What makes healthcare such a susceptible target is both the value of PHI data and the characteristics of the industry’s workers. In the healthcare industry, doctors and nurses are constantly moving from workstation to workstation, each with varied system privileges. This makes safeguarding data and computer systems difficult and inconsistent. To add to that, often outdated software opens up hundreds of access points for threat actors to infiltrate and gain access to a company’s data.

The nature of PII and PHI data, plus the criticality of operations, raises the stakes in healthcare. PHI is more valuable sold on the black market and can often be offered for higher ransomware demands.

Disclosure times: Why 74 days vs. 100 days matters

According to the Black Kite report, the average time elapsed between an attack and the disclosure date in 2021 was 74 days. This data is based on third-party breaches that were transparent about the who, what, and when of the attacks. 44% of the affected companies were above this average time lapse value.

When it comes to healthcare data breaches, the time lapsed was much higher – reaching 100 days on average. The Ciox email incident is an example of a late disclosure and release of information – taking 6 months.

What can you do to stay as agile as the adversary and improve security posture?

Our study tells us that attempts to manage third-party cyber risk in a meaningful way are being often thwarted by the complexity of vendor ecosystems and the fast-changing threat landscape. Lack of resources and continued reliance on manual, point-in-time operations clouds visibility of the vast and varied makeup of the digital supply chain.

  1. Stick to a Business Associate Agreement.
    Ensure that each third party who has access to an electronic system has signed a Business Associate Agreement. The HIPAA Final Rule mandates the use of such an agreement.
  2. Erase hard drives when the owner changes.
    Only transfer end-point devices to other staff after erasing any existing/remaining data from the hard drive. In many cases, especially in healthcare, IT teams are understaffed, untrained, and have not taken the time to examine all asset distribution or management processes. Wiping all endpoint devices before provisioning them to another person should be an industry standard to ensure HIPAA compliance and PHI data protection.
  3. Encrypt the data on any hard drive.
    With so many data breaches, the necessity of encryption goes nearly without saying.
  4. PHI should not leave the protected network.
    Any endpoint with the capacity to leave the building falls under this category. Healthcare organizations should evaluate their current practices that allow PHI to be saved to hard drives, mobile devices, and similar devices. By removing PHI from devices that leave the protected environment, the danger of data theft and compromise, and hence the chance of a data loss incident, are reduced significantly.
  5. Assess third-party risk.
    Vendor risk assessments are becoming more prevalent nowadays. When compared to historical levels of third-party suppliers in healthcare, engaging with third parties at an exponential rate is a key component of the digital healthcare ecosystem. When you add more vendors to the ecosystem, you have to look at the risk environment.
See your risk assessments
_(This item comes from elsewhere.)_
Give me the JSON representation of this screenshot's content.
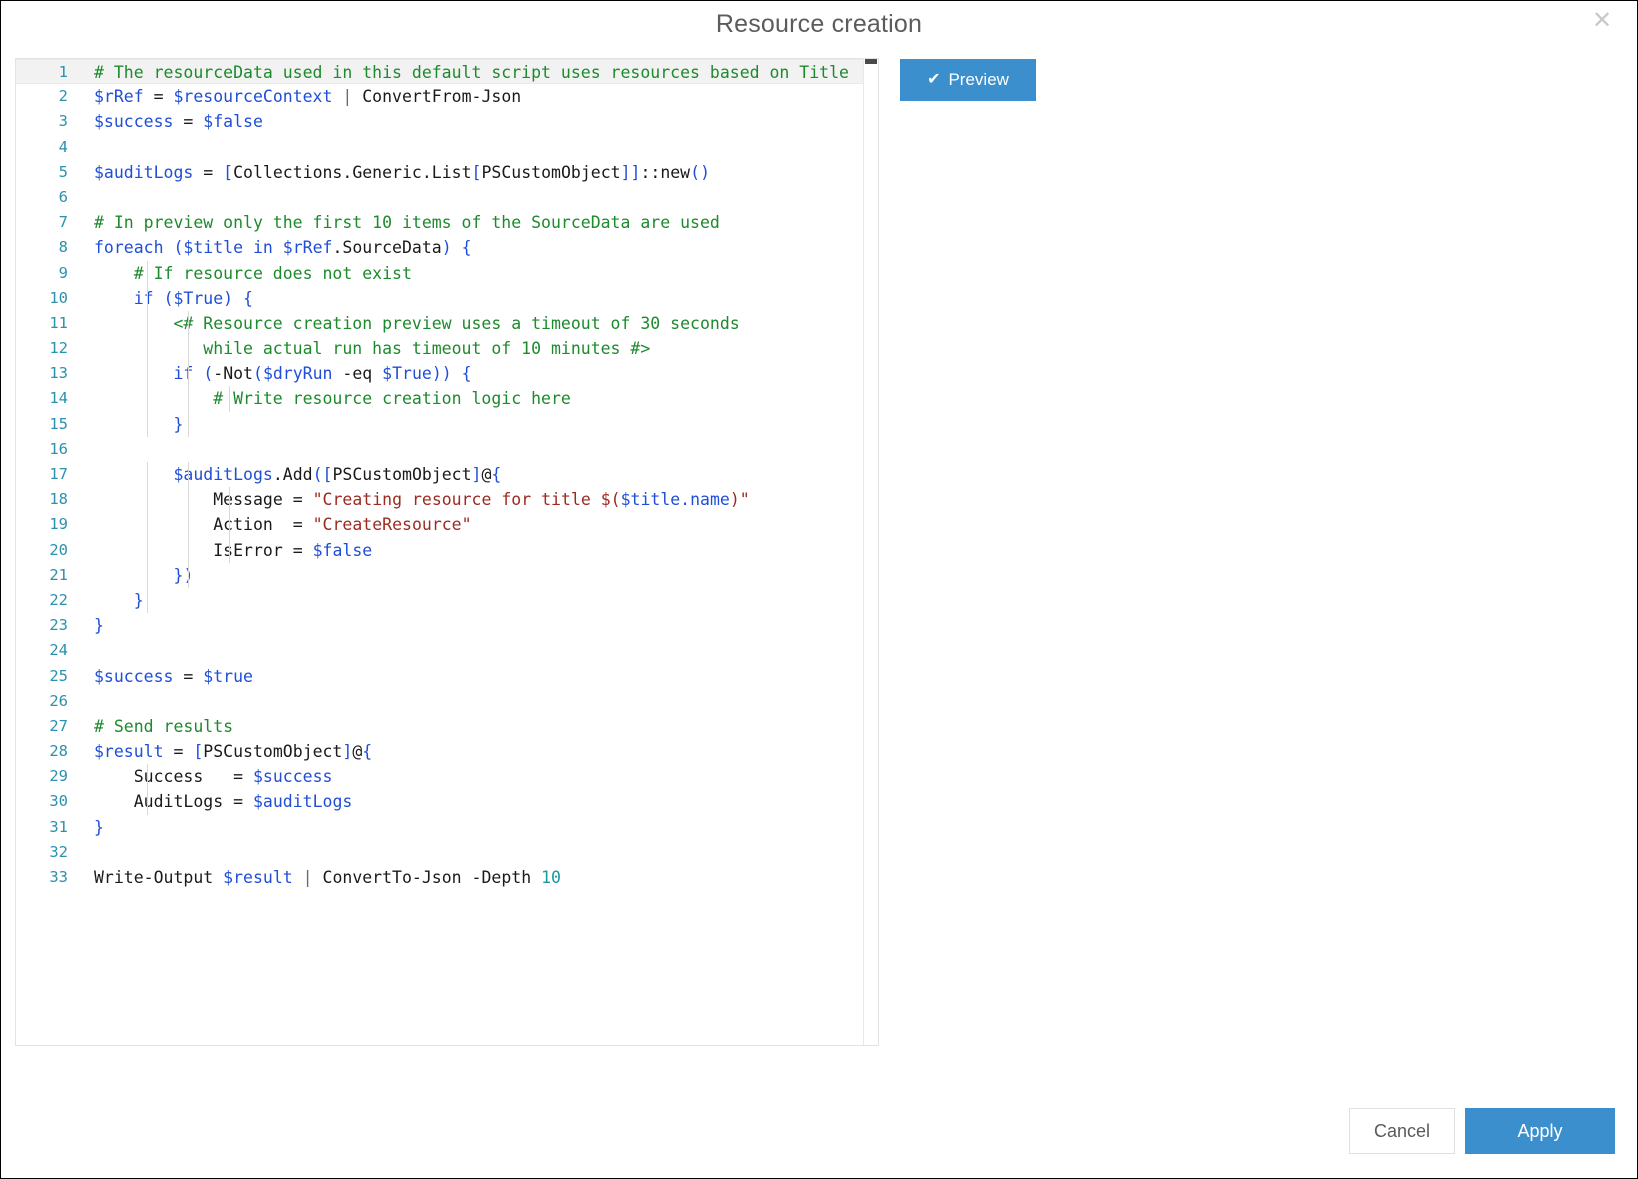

Additional Resources

1. CISA’s advisory on ransomware
a. A generalized, sector-free set of best practices and recommendations from CISA. Therefore any sector, including healthcare, can adapt this set of control items to increase its cyber security maturity and immunity to ransomware attacks.

  1. Preventing the ransomware attack,
  2. Protecting sensitive and personal information, and
  3. Responding to ransomware-driven data breaches.